The commander of the B-29 plane that dropped the first atomic bomb, on Hiroshima in Japan, has died. Paul Warfield Tibbets Jr died at his home in Columbus, Ohio, aged 92. The five-ton "Little Boy" bomb was dropped on the morning of 6 August 1945, killing about 140,000 Japanese, with many more dying later.
On the 60th anniversary of the bombing, the three surviving crew members of the Enola Gay - named after Tibbet's mother - said they had "no regrets". A friend of the retired brigadier-general told AP news agency that Paul Tibbets had died after a two-month decline in health. Gen Tibbets had asked for no funeral nor headstone as he feared opponents of the bombing may use it as a place of protest, the friend, Gerry Newhouse, said. The bombing of Hiroshima marked the beginning of the end of the war in the Pacific. Japan surrendered shortly after a second bomb was dropped, on Nagasaki, three days later. On the 60th anniversary of Hiroshima, the surviving members of the Enola Gay crew - Gen Tibbets, Theodore J "Dutch" Van Kirk (the navigator) and Morris R Jeppson (weapon test officer) said: "The use of the atomic weapon was a necessary moment in history. We have no regrets". Gen Tibbets said then: "Thousands of former soldiers and military family members have expressed a particularly touching and personal gratitude suggesting that they might not be alive today had it been necessary to resort to an invasion of the Japanese home islands to end the fighting." Paul Warfield Tibbets Jr was born in Quincy, Illinois, in 1915 and spent most of his youth in Miami. He enlisted in the Army Air Corps in 1937 and led bombing operations in Europe before returning to test the Superfortress. He retired from the forces in 1966. In a 1975 interview he said: "I'm proud that I was able to start with nothing, plan it and have it work as perfectly as it did… I sleep clearly every night." In 1976, Gen Tibbets was criticised for re-enacting the bombing at an air show in Texas. A mushroom cloud was set off as he over flew in a B-29 Superfortress in a stunt that outraged Japan. Gen Tibbets said it was not meant as an insult but the US government formally apologised. In 1995, Gen Tibbets denounced as a "damn big insult" a planned 50th anniversary exhibition of the Enola Gay at the Smithsonian Institution that put the bombing in context of the suffering it caused. He and veterans groups said too much attention was being paid to Japan's suffering and not enough to its military brutality.

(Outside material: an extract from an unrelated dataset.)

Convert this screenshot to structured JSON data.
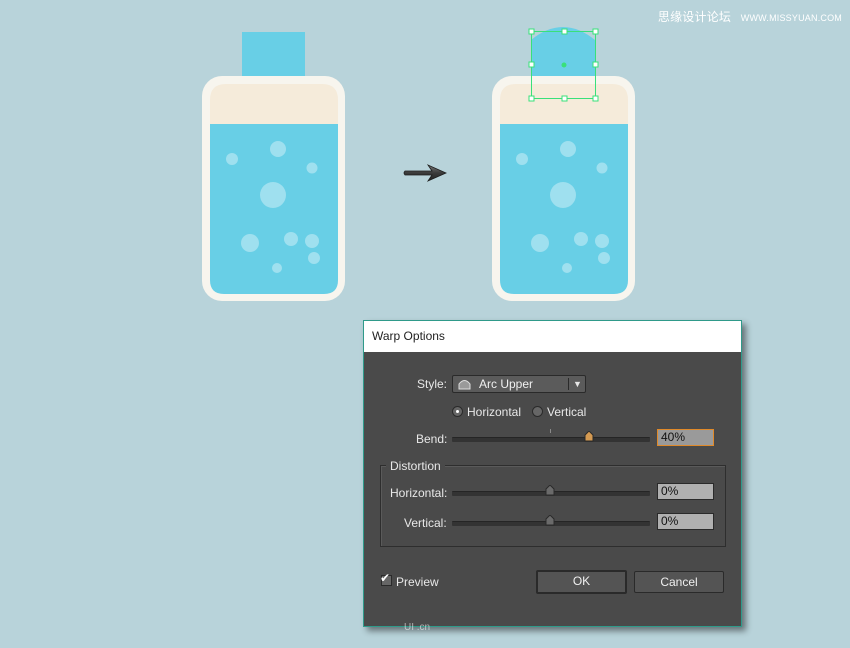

Art Display

Visitors to the Louvre in Paris last night reported a strange unadvertised performance piece in which a gigantic Pharoanic figure hovered at the apex of the glass pyramid, struggling with two giant snakes. The figure was then attacked by two women in what one visiting art critic described as “nouveau archaic” garb who wrenched the snakes from the figure with mighty blows, before the entire image dissipated. Initial shock and awe was dissipated by the gallery’s revelation of a strategically placed system of holographic projectors. The piece first in a series by an art collective who have dubbed themselves “Les Journalistes des Morts.” Although considered tacky by many, the work has received widespread popular acclaim.